Give a verbatim copy of the lines below, minus the pictures.

---- INPUT DATA

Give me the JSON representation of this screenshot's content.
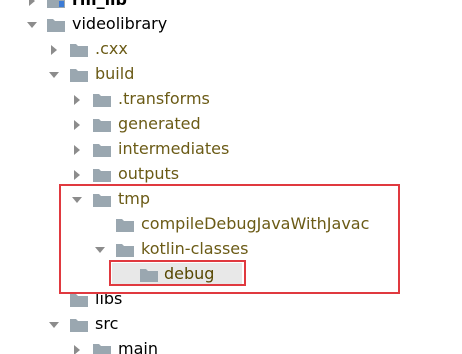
{
  "tree": {
    "rows": [
      {
        "label": "rm_lib",
        "expanded": false,
        "type": "module-folder",
        "color": "#000000"
      },
      {
        "label": "videolibrary",
        "expanded": true,
        "type": "folder",
        "color": "#000000"
      },
      {
        "label": ".cxx",
        "expanded": false,
        "type": "folder",
        "color": "#6b5b16"
      },
      {
        "label": "build",
        "expanded": true,
        "type": "folder",
        "color": "#6b5b16"
      },
      {
        "label": ".transforms",
        "expanded": false,
        "type": "folder",
        "color": "#6b5b16"
      },
      {
        "label": "generated",
        "expanded": false,
        "type": "folder",
        "color": "#6b5b16"
      },
      {
        "label": "intermediates",
        "expanded": false,
        "type": "folder",
        "color": "#6b5b16"
      },
      {
        "label": "outputs",
        "expanded": false,
        "type": "folder",
        "color": "#6b5b16"
      },
      {
        "label": "tmp",
        "expanded": true,
        "type": "folder",
        "color": "#6b5b16"
      },
      {
        "label": "compileDebugJavaWithJavac",
        "expanded": null,
        "type": "folder",
        "color": "#6b5b16"
      },
      {
        "label": "kotlin-classes",
        "expanded": true,
        "type": "folder",
        "color": "#6b5b16"
      },
      {
        "label": "debug",
        "expanded": null,
        "type": "folder",
        "color": "#574700",
        "selected": true
      },
      {
        "label": "libs",
        "expanded": null,
        "type": "folder",
        "color": "#000000"
      },
      {
        "label": "src",
        "expanded": true,
        "type": "folder",
        "color": "#000000"
      },
      {
        "label": "main",
        "expanded": false,
        "type": "folder",
        "color": "#000000"
      }
    ]
  },
  "colors": {
    "folder_fill": "#9aa7b0",
    "arrow": "#8c8c8c",
    "highlight_border": "#e0393f",
    "selection_bg": "#e8e8e8"
  }
}
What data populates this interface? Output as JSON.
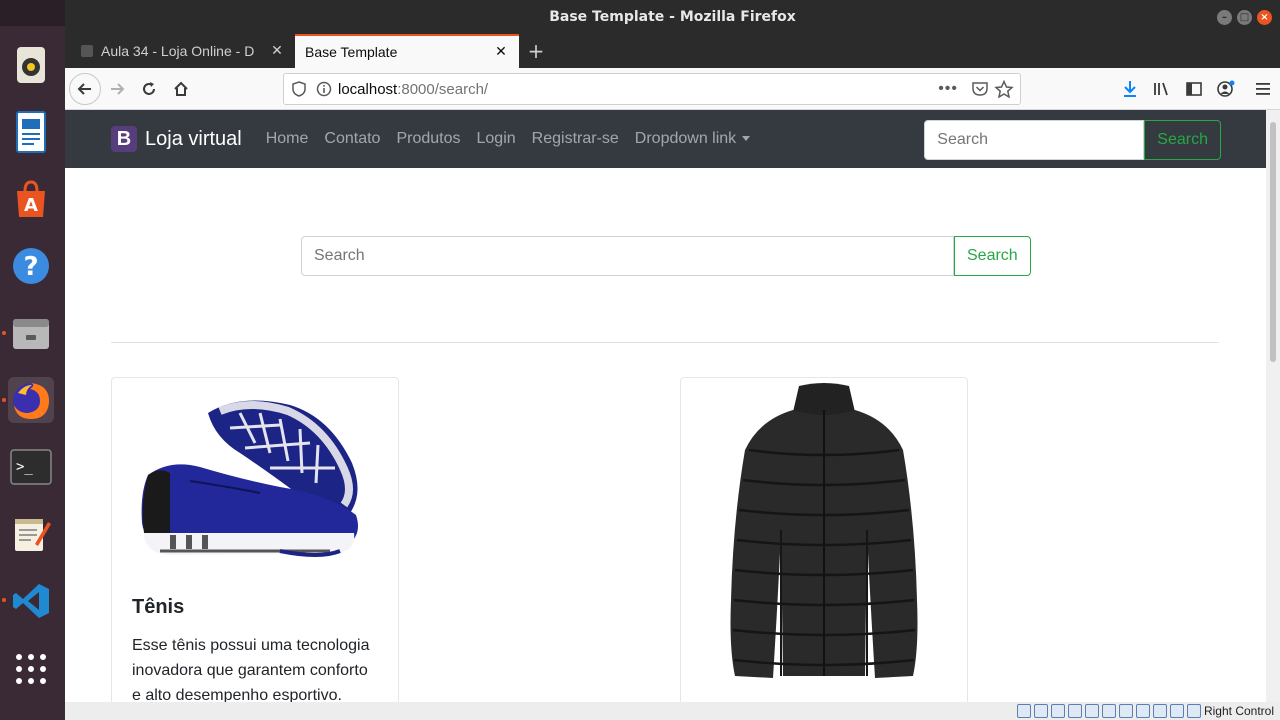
{
  "window": {
    "title": "Base Template - Mozilla Firefox"
  },
  "tabs": [
    {
      "label": "Aula 34 - Loja Online - D",
      "active": false
    },
    {
      "label": "Base Template",
      "active": true
    }
  ],
  "urlbar": {
    "host": "localhost",
    "path": ":8000/search/"
  },
  "site": {
    "brand_letter": "B",
    "brand_name": "Loja virtual",
    "nav": [
      "Home",
      "Contato",
      "Produtos",
      "Login",
      "Registrar-se",
      "Dropdown link"
    ],
    "nav_search_placeholder": "Search",
    "nav_search_button": "Search"
  },
  "main_search": {
    "placeholder": "Search",
    "button": "Search"
  },
  "products": [
    {
      "title": "Tênis",
      "description": "Esse tênis possui uma tecnologia inovadora que garantem conforto e alto desempenho esportivo."
    },
    {
      "title": "",
      "description": ""
    }
  ],
  "statusbar": {
    "label": "Right Control"
  },
  "colors": {
    "accent": "#e95420",
    "navbar": "#343a40",
    "success": "#28a745",
    "brand": "#563d7c"
  }
}
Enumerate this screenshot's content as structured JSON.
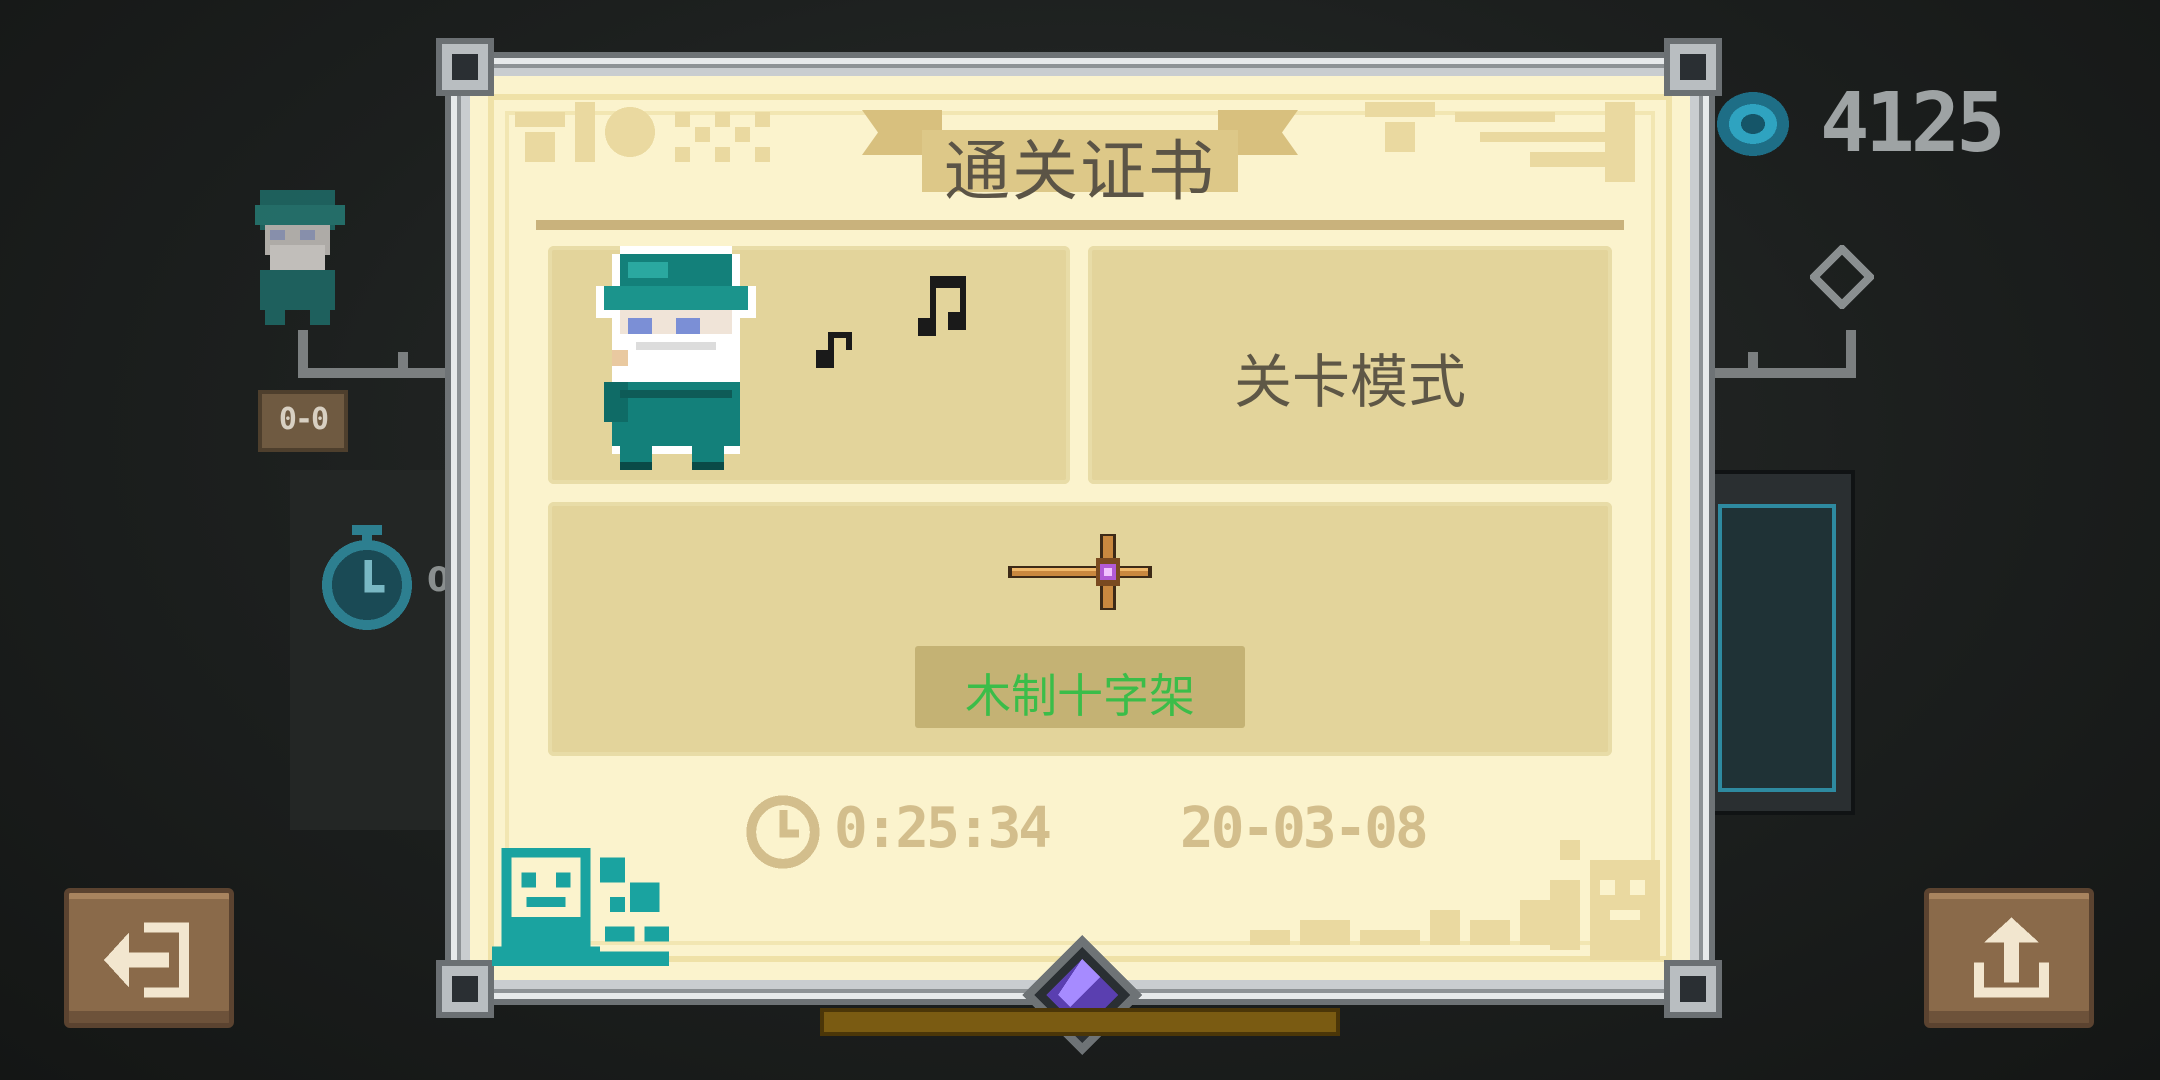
{
  "certificate": {
    "title": "通关证书",
    "mode": "关卡模式",
    "weapon_name": "木制十字架",
    "clear_time": "0:25:34",
    "date": "20-03-08"
  },
  "hud": {
    "gem_count": "4125",
    "stopwatch_value": "0",
    "key_label": "0-0"
  },
  "icons": {
    "exit": "exit-icon",
    "share": "share-icon",
    "gem": "gem-icon",
    "clock": "clock-icon",
    "weapon": "wooden-cross-icon",
    "music": "music-notes-icon"
  },
  "colors": {
    "paper": "#fbf3cd",
    "cell": "#e3d49b",
    "weapon_label": "#3bbd49",
    "hero_teal": "#13807a",
    "button_brown": "#8a6a4a"
  }
}
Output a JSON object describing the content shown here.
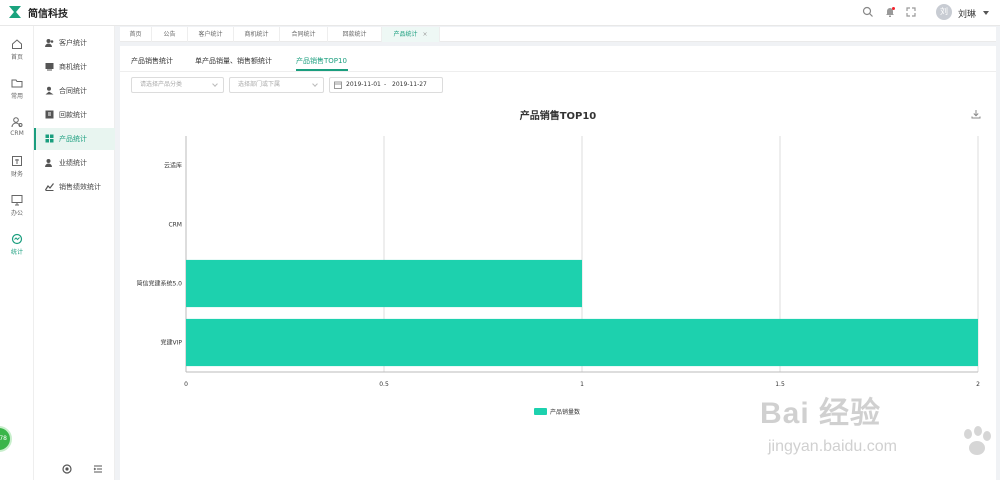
{
  "app": {
    "title": "简信科技",
    "user_name": "刘琳",
    "avatar_text": "刘"
  },
  "rail": [
    {
      "label": "首页",
      "icon": "home-icon"
    },
    {
      "label": "常用",
      "icon": "folder-icon"
    },
    {
      "label": "CRM",
      "icon": "crm-users-icon"
    },
    {
      "label": "财务",
      "icon": "finance-icon"
    },
    {
      "label": "办公",
      "icon": "monitor-icon"
    },
    {
      "label": "统计",
      "icon": "stats-icon",
      "active": true
    }
  ],
  "fab_text": "78",
  "subnav": [
    {
      "label": "客户统计",
      "icon": "customer-icon"
    },
    {
      "label": "商机统计",
      "icon": "opportunity-icon"
    },
    {
      "label": "合同统计",
      "icon": "contract-icon"
    },
    {
      "label": "回款统计",
      "icon": "payment-icon"
    },
    {
      "label": "产品统计",
      "icon": "product-icon",
      "active": true
    },
    {
      "label": "业绩统计",
      "icon": "performance-icon"
    },
    {
      "label": "销售绩效统计",
      "icon": "sales-kpi-icon"
    }
  ],
  "page_tabs": [
    {
      "label": "首页"
    },
    {
      "label": "公告"
    },
    {
      "label": "客户统计"
    },
    {
      "label": "商机统计"
    },
    {
      "label": "合同统计"
    },
    {
      "label": "回款统计"
    },
    {
      "label": "产品统计",
      "active": true,
      "close": "×"
    }
  ],
  "sub_tabs": [
    "产品销售统计",
    "单产品销量、销售额统计",
    "产品销售TOP10"
  ],
  "filters": {
    "category_placeholder": "请选择产品分类",
    "department_placeholder": "选择部门或下属",
    "date_start": "2019-11-01",
    "date_sep": "-",
    "date_end": "2019-11-27"
  },
  "chart_data": {
    "type": "bar",
    "orientation": "horizontal",
    "title": "产品销售TOP10",
    "categories": [
      "云适库",
      "CRM",
      "简信党建系统5.0",
      "党建VIP"
    ],
    "series": [
      {
        "name": "产品销量数",
        "values": [
          0,
          0,
          1,
          2
        ],
        "color": "#1dd1ae"
      }
    ],
    "xlim": [
      0,
      2
    ],
    "xticks": [
      "0",
      "0.5",
      "1",
      "1.5",
      "2"
    ],
    "grid": true,
    "legend_position": "bottom"
  },
  "colors": {
    "accent": "#1a9e7e",
    "bar": "#1dd1ae"
  },
  "watermark": {
    "main": "Bai 经验",
    "sub": "jingyan.baidu.com"
  }
}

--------

SOLUTION TO THIS PROBLEM:
Give me the JSON representation of this screenshot's content.
{
  "tree": {
    "rows": [
      {
        "label": "rm_lib",
        "expanded": false,
        "type": "module-folder",
        "color": "#000000"
      },
      {
        "label": "videolibrary",
        "expanded": true,
        "type": "folder",
        "color": "#000000"
      },
      {
        "label": ".cxx",
        "expanded": false,
        "type": "folder",
        "color": "#6b5b16"
      },
      {
        "label": "build",
        "expanded": true,
        "type": "folder",
        "color": "#6b5b16"
      },
      {
        "label": ".transforms",
        "expanded": false,
        "type": "folder",
        "color": "#6b5b16"
      },
      {
        "label": "generated",
        "expanded": false,
        "type": "folder",
        "color": "#6b5b16"
      },
      {
        "label": "intermediates",
        "expanded": false,
        "type": "folder",
        "color": "#6b5b16"
      },
      {
        "label": "outputs",
        "expanded": false,
        "type": "folder",
        "color": "#6b5b16"
      },
      {
        "label": "tmp",
        "expanded": true,
        "type": "folder",
        "color": "#6b5b16"
      },
      {
        "label": "compileDebugJavaWithJavac",
        "expanded": null,
        "type": "folder",
        "color": "#6b5b16"
      },
      {
        "label": "kotlin-classes",
        "expanded": true,
        "type": "folder",
        "color": "#6b5b16"
      },
      {
        "label": "debug",
        "expanded": null,
        "type": "folder",
        "color": "#574700",
        "selected": true
      },
      {
        "label": "libs",
        "expanded": null,
        "type": "folder",
        "color": "#000000"
      },
      {
        "label": "src",
        "expanded": true,
        "type": "folder",
        "color": "#000000"
      },
      {
        "label": "main",
        "expanded": false,
        "type": "folder",
        "color": "#000000"
      }
    ]
  },
  "colors": {
    "folder_fill": "#9aa7b0",
    "arrow": "#8c8c8c",
    "highlight_border": "#e0393f",
    "selection_bg": "#e8e8e8"
  }
}
What data populates this interface? Output as JSON.
{
  "window": {
    "title": "Base Template - Mozilla Firefox"
  },
  "tabs": [
    {
      "label": "Aula 34 - Loja Online - D",
      "active": false
    },
    {
      "label": "Base Template",
      "active": true
    }
  ],
  "urlbar": {
    "host": "localhost",
    "path": ":8000/search/"
  },
  "site": {
    "brand_letter": "B",
    "brand_name": "Loja virtual",
    "nav": [
      "Home",
      "Contato",
      "Produtos",
      "Login",
      "Registrar-se",
      "Dropdown link"
    ],
    "nav_search_placeholder": "Search",
    "nav_search_button": "Search"
  },
  "main_search": {
    "placeholder": "Search",
    "button": "Search"
  },
  "products": [
    {
      "title": "Tênis",
      "description": "Esse tênis possui uma tecnologia inovadora que garantem conforto e alto desempenho esportivo."
    },
    {
      "title": "",
      "description": ""
    }
  ],
  "statusbar": {
    "label": "Right Control"
  },
  "colors": {
    "accent": "#e95420",
    "navbar": "#343a40",
    "success": "#28a745",
    "brand": "#563d7c"
  }
}
Enumerate this screenshot's content as structured JSON.
{
  "certificate": {
    "title": "通关证书",
    "mode": "关卡模式",
    "weapon_name": "木制十字架",
    "clear_time": "0:25:34",
    "date": "20-03-08"
  },
  "hud": {
    "gem_count": "4125",
    "stopwatch_value": "0",
    "key_label": "0-0"
  },
  "icons": {
    "exit": "exit-icon",
    "share": "share-icon",
    "gem": "gem-icon",
    "clock": "clock-icon",
    "weapon": "wooden-cross-icon",
    "music": "music-notes-icon"
  },
  "colors": {
    "paper": "#fbf3cd",
    "cell": "#e3d49b",
    "weapon_label": "#3bbd49",
    "hero_teal": "#13807a",
    "button_brown": "#8a6a4a"
  }
}
Output a JSON object describing the content shown here.
{
  "app": {
    "title": "简信科技",
    "user_name": "刘琳",
    "avatar_text": "刘"
  },
  "rail": [
    {
      "label": "首页",
      "icon": "home-icon"
    },
    {
      "label": "常用",
      "icon": "folder-icon"
    },
    {
      "label": "CRM",
      "icon": "crm-users-icon"
    },
    {
      "label": "财务",
      "icon": "finance-icon"
    },
    {
      "label": "办公",
      "icon": "monitor-icon"
    },
    {
      "label": "统计",
      "icon": "stats-icon",
      "active": true
    }
  ],
  "fab_text": "78",
  "subnav": [
    {
      "label": "客户统计",
      "icon": "customer-icon"
    },
    {
      "label": "商机统计",
      "icon": "opportunity-icon"
    },
    {
      "label": "合同统计",
      "icon": "contract-icon"
    },
    {
      "label": "回款统计",
      "icon": "payment-icon"
    },
    {
      "label": "产品统计",
      "icon": "product-icon",
      "active": true
    },
    {
      "label": "业绩统计",
      "icon": "performance-icon"
    },
    {
      "label": "销售绩效统计",
      "icon": "sales-kpi-icon"
    }
  ],
  "page_tabs": [
    {
      "label": "首页"
    },
    {
      "label": "公告"
    },
    {
      "label": "客户统计"
    },
    {
      "label": "商机统计"
    },
    {
      "label": "合同统计"
    },
    {
      "label": "回款统计"
    },
    {
      "label": "产品统计",
      "active": true,
      "close": "×"
    }
  ],
  "sub_tabs": [
    "产品销售统计",
    "单产品销量、销售额统计",
    "产品销售TOP10"
  ],
  "filters": {
    "category_placeholder": "请选择产品分类",
    "department_placeholder": "选择部门或下属",
    "date_start": "2019-11-01",
    "date_sep": "-",
    "date_end": "2019-11-27"
  },
  "chart_data": {
    "type": "bar",
    "orientation": "horizontal",
    "title": "产品销售TOP10",
    "categories": [
      "云适库",
      "CRM",
      "简信党建系统5.0",
      "党建VIP"
    ],
    "series": [
      {
        "name": "产品销量数",
        "values": [
          0,
          0,
          1,
          2
        ],
        "color": "#1dd1ae"
      }
    ],
    "xlim": [
      0,
      2
    ],
    "xticks": [
      "0",
      "0.5",
      "1",
      "1.5",
      "2"
    ],
    "grid": true,
    "legend_position": "bottom"
  },
  "colors": {
    "accent": "#1a9e7e",
    "bar": "#1dd1ae"
  },
  "watermark": {
    "main": "Bai 经验",
    "sub": "jingyan.baidu.com"
  }
}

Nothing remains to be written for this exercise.